As per Class, the environmental systems for ships work well in the lab. So well in fact that in the case of some Class approved STPs the systems make the waste magically "disappear". In reality, the IMO allows untreated sewage to be discharged when 12 miles off of your beach. Any coast with a steady stream of ship traffic can do the math: three flushes per person aboard per day times the number of ships. And that isn't including livestock carriers.

As an example: The Netherlands has taken samples from 120 merchant ships since 2012, and “97 percent of the sewage treatment plants did not meet all the discharge standards.” (MEPC 71/INF.22). Pollutants such as suspended solids and fecal coliforms often exceeded their limits by 10 and 10,000 times respectively. These ships were “discharging virtually untreated sewage” (MEPC 71/INF.22).

The marine industry isn't a model of environmental compliance, having been repeatedly fined for dumping and discharging oil, sludge, hazardous waste and tons of excrement directly into the seas. Many in the industry hide behind the IMO's traditionally lowest minimum acceptable standard system. However, their failure to comply with even the IMO's minimum standard has led to a long line of marine executives pleading guilty to criminal charges, paying fines and having to implement mandatory court environmental compliance programs.

The IMO and scrubber alchemist are asking us all to believe it is good policy to use the oceans as a cesspool. How is that responsible, ethical and sustainable behavior?

And Michael McMoney McGreen?

Michael McMoney McGreen put together a solution that was really obscene.

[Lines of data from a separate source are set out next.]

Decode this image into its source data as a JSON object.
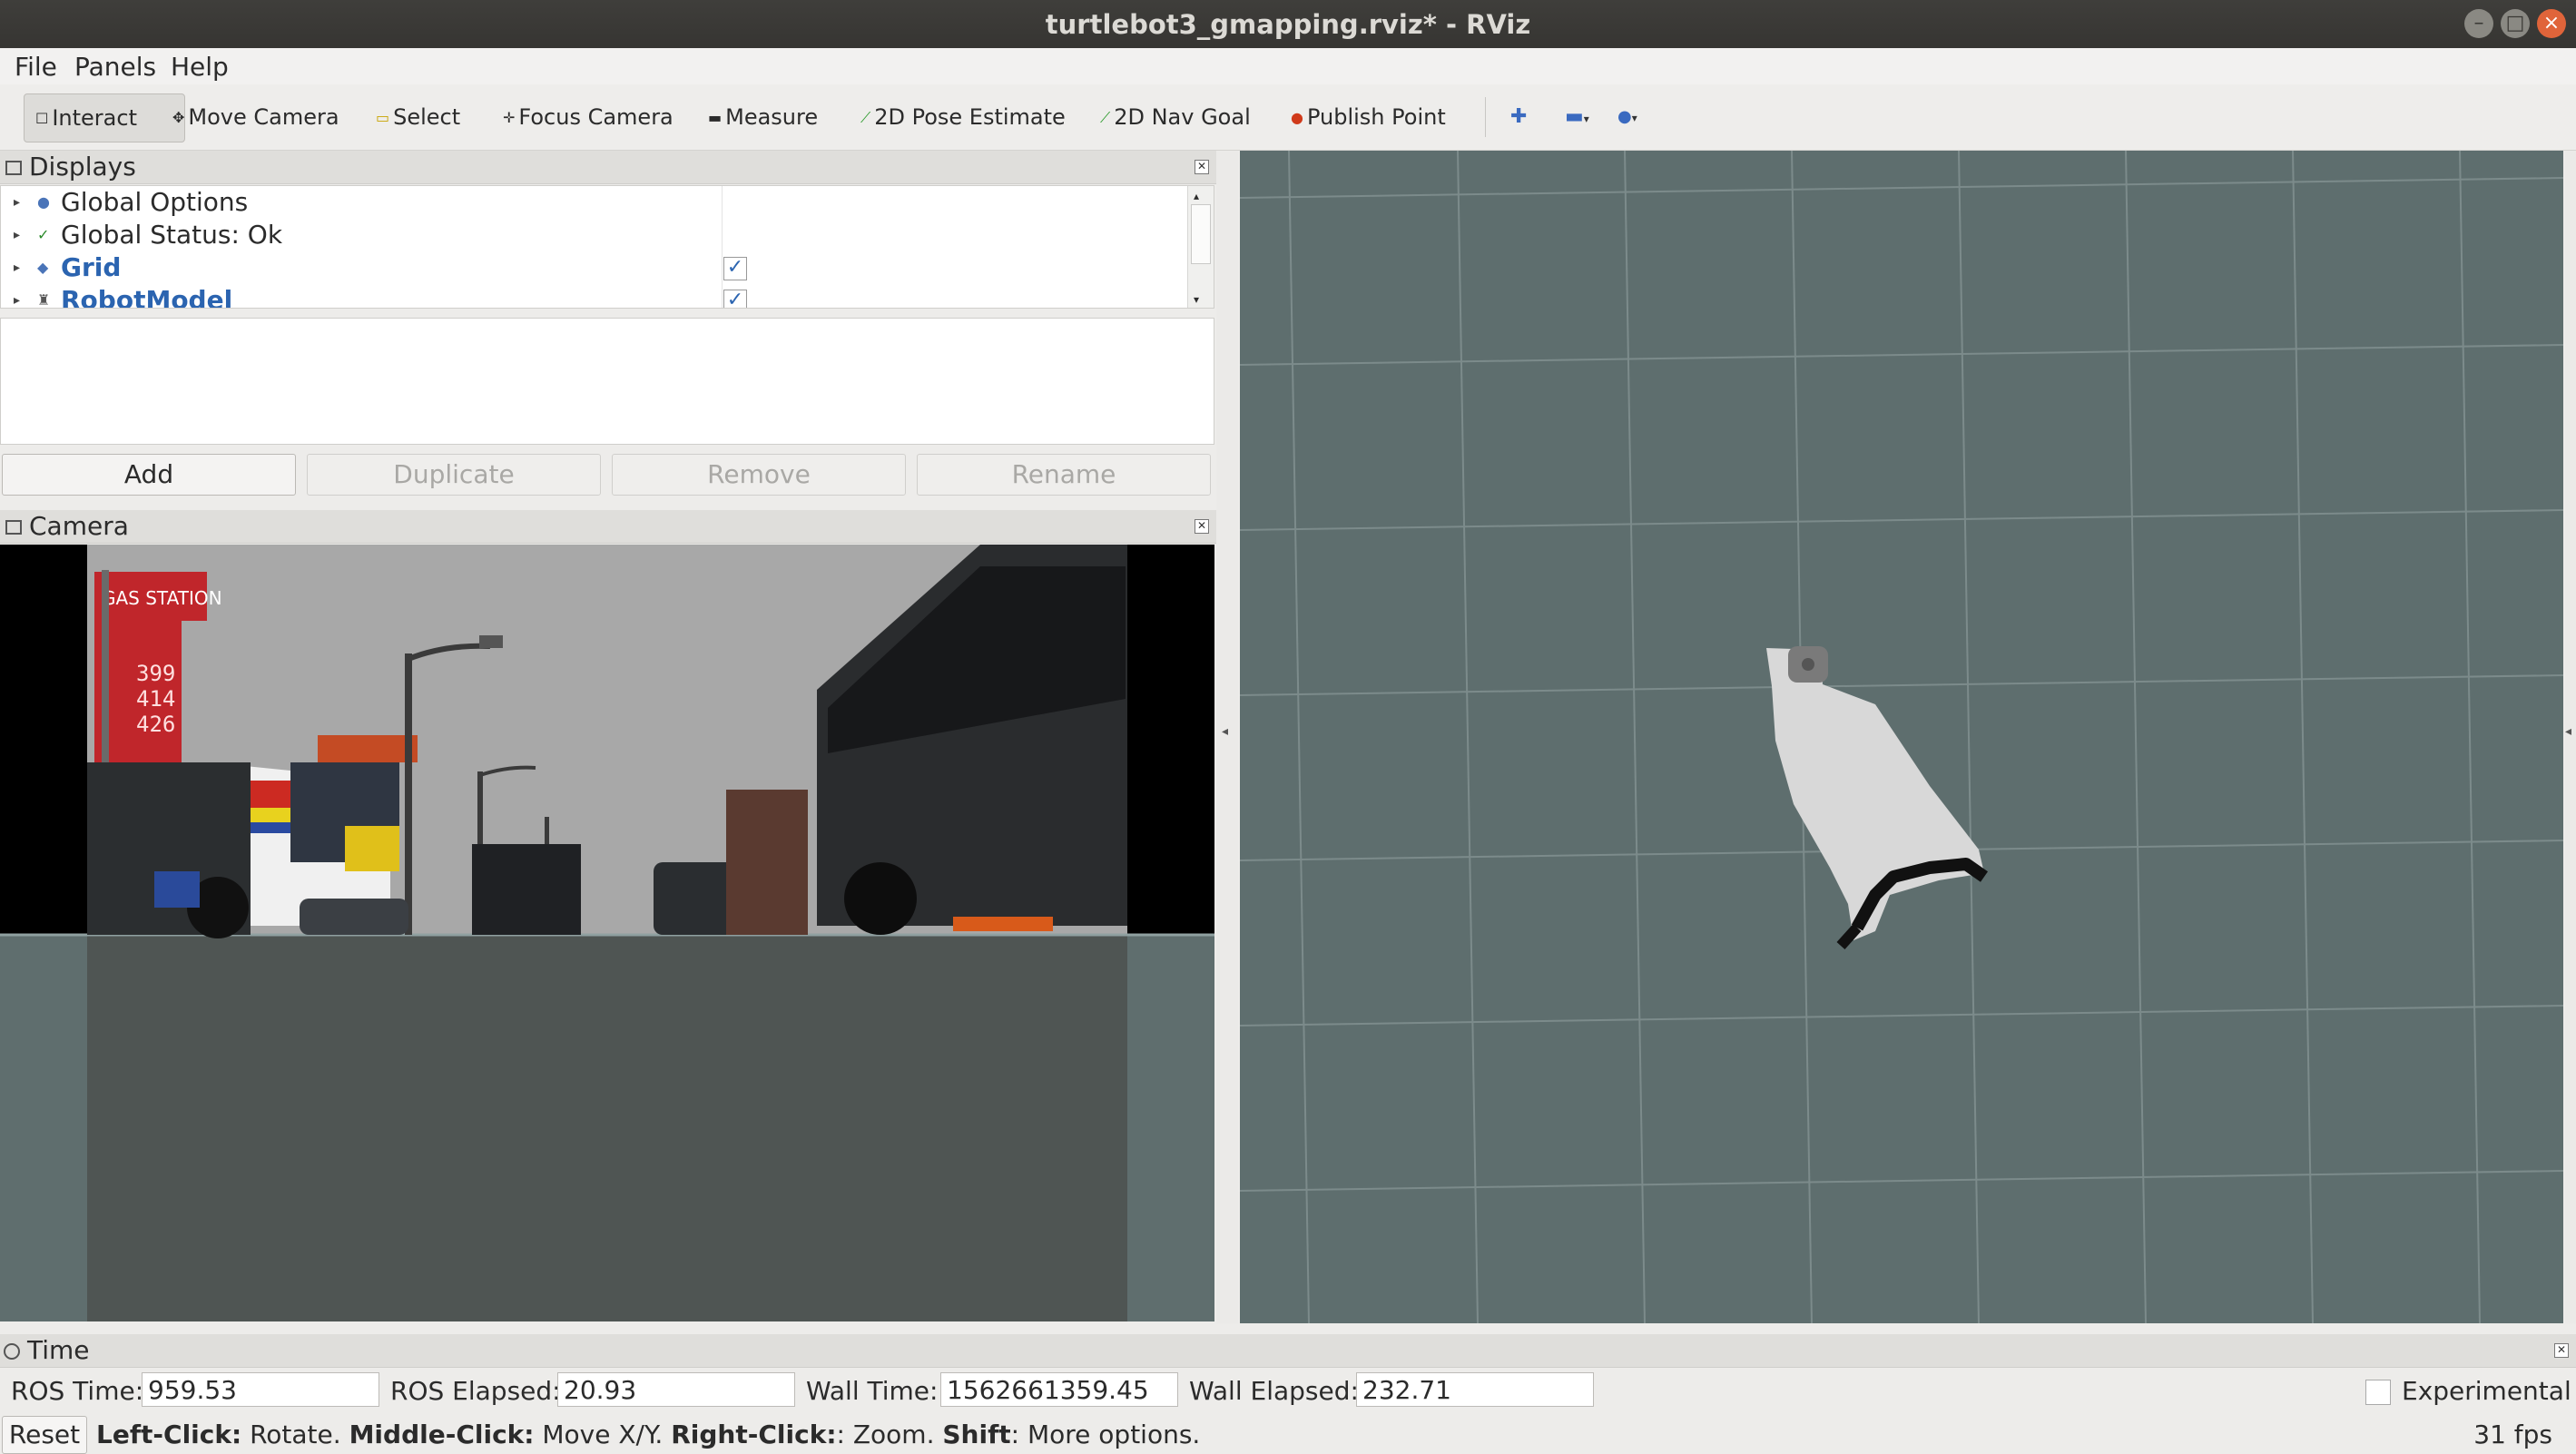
{
  "window": {
    "title": "turtlebot3_gmapping.rviz* - RViz"
  },
  "menubar": {
    "file": "File",
    "panels": "Panels",
    "help": "Help"
  },
  "toolbar": {
    "interact": "Interact",
    "move_camera": "Move Camera",
    "select": "Select",
    "focus_camera": "Focus Camera",
    "measure": "Measure",
    "pose_estimate": "2D Pose Estimate",
    "nav_goal": "2D Nav Goal",
    "publish_point": "Publish Point"
  },
  "displays": {
    "title": "Displays",
    "items": [
      {
        "label": "Global Options",
        "checked": null,
        "enabled": false
      },
      {
        "label": "Global Status: Ok",
        "checked": null,
        "enabled": false
      },
      {
        "label": "Grid",
        "checked": true,
        "enabled": true
      },
      {
        "label": "RobotModel",
        "checked": true,
        "enabled": true
      }
    ],
    "buttons": {
      "add": "Add",
      "duplicate": "Duplicate",
      "remove": "Remove",
      "rename": "Rename"
    }
  },
  "camera": {
    "title": "Camera",
    "sign_text": "GAS STATION",
    "prices": [
      "399",
      "414",
      "426"
    ]
  },
  "time": {
    "title": "Time",
    "ros_time_label": "ROS Time:",
    "ros_time": "959.53",
    "ros_elapsed_label": "ROS Elapsed:",
    "ros_elapsed": "20.93",
    "wall_time_label": "Wall Time:",
    "wall_time": "1562661359.45",
    "wall_elapsed_label": "Wall Elapsed:",
    "wall_elapsed": "232.71",
    "experimental_label": "Experimental",
    "experimental_checked": false
  },
  "status": {
    "reset": "Reset",
    "left_click_key": "Left-Click:",
    "left_click_desc": " Rotate. ",
    "middle_click_key": "Middle-Click:",
    "middle_click_desc": " Move X/Y. ",
    "right_click_key": "Right-Click:",
    "right_click_desc": ": Zoom. ",
    "shift_key": "Shift",
    "shift_desc": ": More options.",
    "fps": "31 fps"
  },
  "colors": {
    "view_bg": "#5e6e6e",
    "grid_line": "#7c8b8b",
    "map_free": "#d8d8d8",
    "map_occupied": "#111111",
    "link_blue": "#2b64b0"
  }
}
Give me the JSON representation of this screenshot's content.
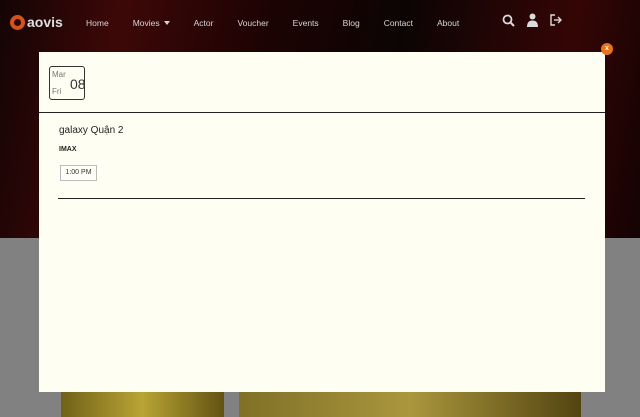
{
  "brand": {
    "name": "aovis"
  },
  "nav": {
    "items": [
      {
        "label": "Home"
      },
      {
        "label": "Movies"
      },
      {
        "label": "Actor"
      },
      {
        "label": "Voucher"
      },
      {
        "label": "Events"
      },
      {
        "label": "Blog"
      },
      {
        "label": "Contact"
      },
      {
        "label": "About"
      }
    ],
    "icons": [
      "search-icon",
      "user-icon",
      "logout-icon"
    ]
  },
  "modal": {
    "close_label": "x",
    "date": {
      "month": "Mar",
      "weekday": "Fri",
      "day": "08"
    },
    "cinema": "galaxy Quận 2",
    "format": "IMAX",
    "times": [
      "1:00 PM"
    ]
  },
  "colors": {
    "accent": "#e8731b",
    "modal_bg": "#fefef2"
  }
}
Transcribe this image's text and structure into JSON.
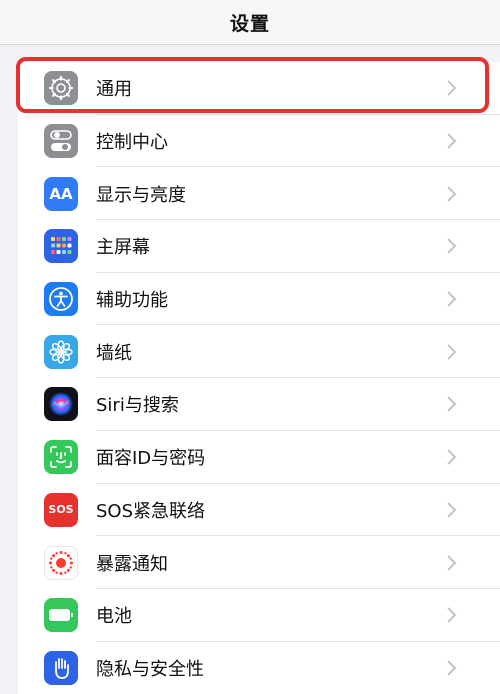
{
  "header": {
    "title": "设置"
  },
  "settings": {
    "items": [
      {
        "label": "通用",
        "icon": "gear-icon",
        "color": "#8e8e93"
      },
      {
        "label": "控制中心",
        "icon": "toggles-icon",
        "color": "#8e8e93"
      },
      {
        "label": "显示与亮度",
        "icon": "aa-text-icon",
        "color": "#2f7cf6",
        "glyph": "AA"
      },
      {
        "label": "主屏幕",
        "icon": "app-grid-icon",
        "color": "#2f63e6"
      },
      {
        "label": "辅助功能",
        "icon": "accessibility-icon",
        "color": "#1e7cf2"
      },
      {
        "label": "墙纸",
        "icon": "flower-icon",
        "color": "#37a7e8"
      },
      {
        "label": "Siri与搜索",
        "icon": "siri-icon",
        "color": "#1a1a2e"
      },
      {
        "label": "面容ID与密码",
        "icon": "face-id-icon",
        "color": "#34c759"
      },
      {
        "label": "SOS紧急联络",
        "icon": "sos-icon",
        "color": "#e5322d",
        "glyph": "SOS"
      },
      {
        "label": "暴露通知",
        "icon": "exposure-icon",
        "color": "#ffffff"
      },
      {
        "label": "电池",
        "icon": "battery-icon",
        "color": "#34c759"
      },
      {
        "label": "隐私与安全性",
        "icon": "privacy-hand-icon",
        "color": "#2f63e6"
      }
    ]
  },
  "highlight_color": "#e5322d"
}
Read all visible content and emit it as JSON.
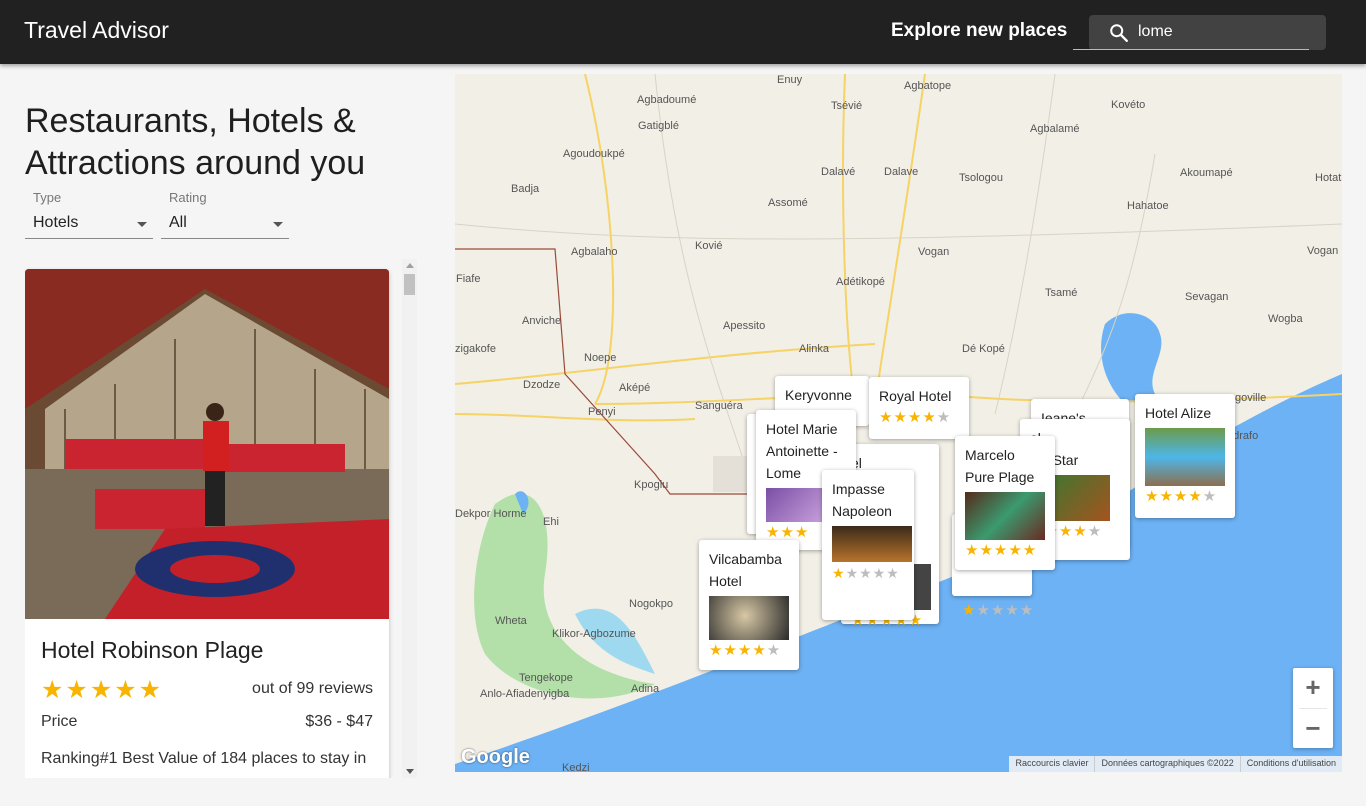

Michael McMoney McGreen smiled as he left the maritime scene, knowing he'd be back to remove the machines once the sulfur hack scheme was outlawed by coastal state regimes.